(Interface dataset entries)

+++

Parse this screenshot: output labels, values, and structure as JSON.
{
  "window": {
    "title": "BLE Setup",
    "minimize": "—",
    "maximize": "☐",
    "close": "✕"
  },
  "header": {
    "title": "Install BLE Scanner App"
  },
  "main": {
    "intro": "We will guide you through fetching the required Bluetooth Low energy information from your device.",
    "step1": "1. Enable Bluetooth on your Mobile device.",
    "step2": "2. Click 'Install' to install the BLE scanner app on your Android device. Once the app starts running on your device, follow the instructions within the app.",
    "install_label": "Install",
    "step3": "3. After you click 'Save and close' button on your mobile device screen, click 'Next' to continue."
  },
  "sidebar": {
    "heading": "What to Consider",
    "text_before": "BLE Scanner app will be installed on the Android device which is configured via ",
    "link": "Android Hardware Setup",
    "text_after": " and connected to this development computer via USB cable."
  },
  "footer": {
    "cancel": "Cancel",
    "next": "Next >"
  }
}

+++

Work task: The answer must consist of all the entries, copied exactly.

Reply to the exercise:
Parse this screenshot: output labels, values, and structure as JSON.
{
  "window": {
    "title": "BLE Setup",
    "minimize": "—",
    "maximize": "☐",
    "close": "✕"
  },
  "header": {
    "title": "Install BLE Scanner App"
  },
  "main": {
    "intro": "We will guide you through fetching the required Bluetooth Low energy information from your device.",
    "step1": "1. Enable Bluetooth on your Mobile device.",
    "step2": "2. Click 'Install' to install the BLE scanner app on your Android device. Once the app starts running on your device, follow the instructions within the app.",
    "install_label": "Install",
    "step3": "3. After you click 'Save and close' button on your mobile device screen, click 'Next' to continue."
  },
  "sidebar": {
    "heading": "What to Consider",
    "text_before": "BLE Scanner app will be installed on the Android device which is configured via ",
    "link": "Android Hardware Setup",
    "text_after": " and connected to this development computer via USB cable."
  },
  "footer": {
    "cancel": "Cancel",
    "next": "Next >"
  }
}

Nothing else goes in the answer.